“Toronto was born on the waterfront but industry forced it to turn its back from the lake. With today’s announcement we are fulfilling our promise to reorient the city back to the water,” Zegarac said. 

In June of 2019, Waterfront Toronto, in partnership with City of Toronto, PortsToronto, and the Toronto and Region Conservation Authority, began the work which resulted in the update to the 2020 Marine Use Strategy.

The original draft of the strategy was released more than 10 years ago.

Now, the harbour is embracing an influx of activity, from major commercial real estate transactions to all-weather art exhibits, and the area's popularity is only expected to increase as the return to downtown is nigh.

“Great waterfronts around the world have distinct defining features. Memorable design, welcoming public spaces, the ability to serve recreational and transportation needs, waterfront dining and retail options, and cultural attractions,” said Chris Glaisek, Chief Planning and Design Officer for Waterfront Toronto.  

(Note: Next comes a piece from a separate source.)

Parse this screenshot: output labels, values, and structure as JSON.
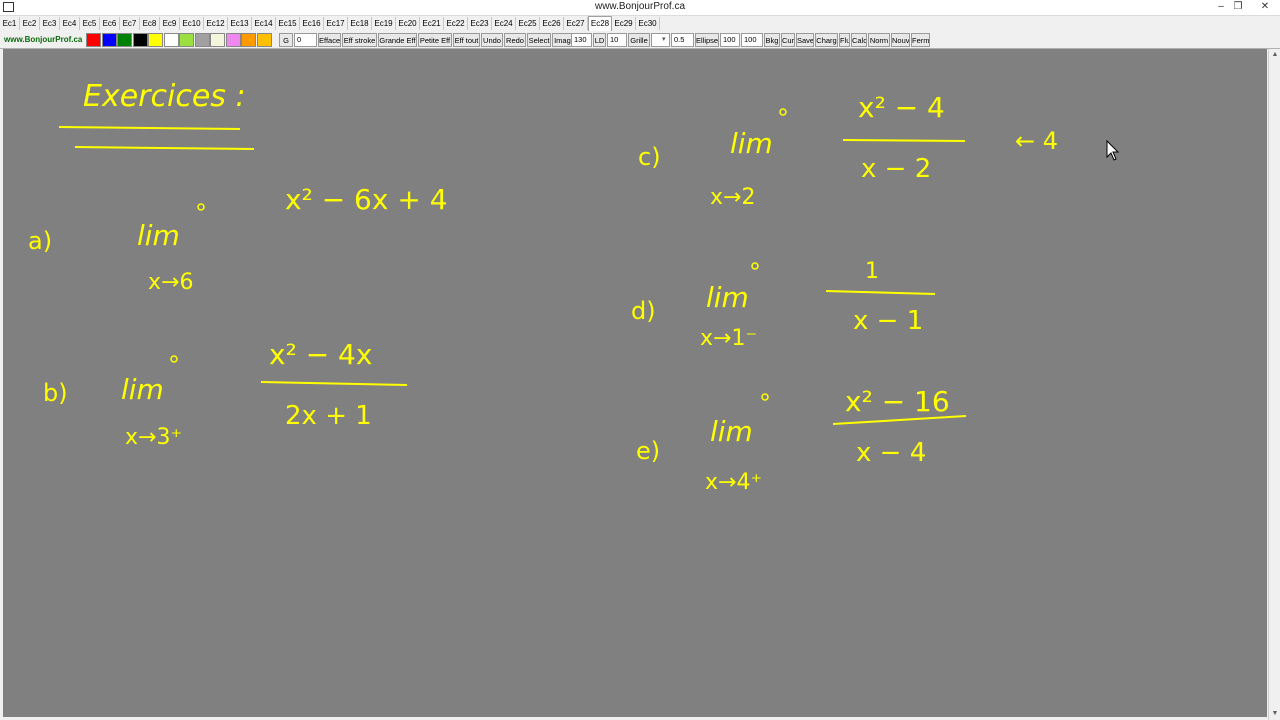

“Parliament Slip is where we can bring all of these features to life, create a more active and inclusive destination for everyone, and build a lasting connection between Toronto and the waterfront that we can showcase to the world."

Waterfront Toronto says its team will continue to work with residents, business owners, the city's Indigenous community, as well as environmental and recreational groups as they work to implement the strategy's recommendations.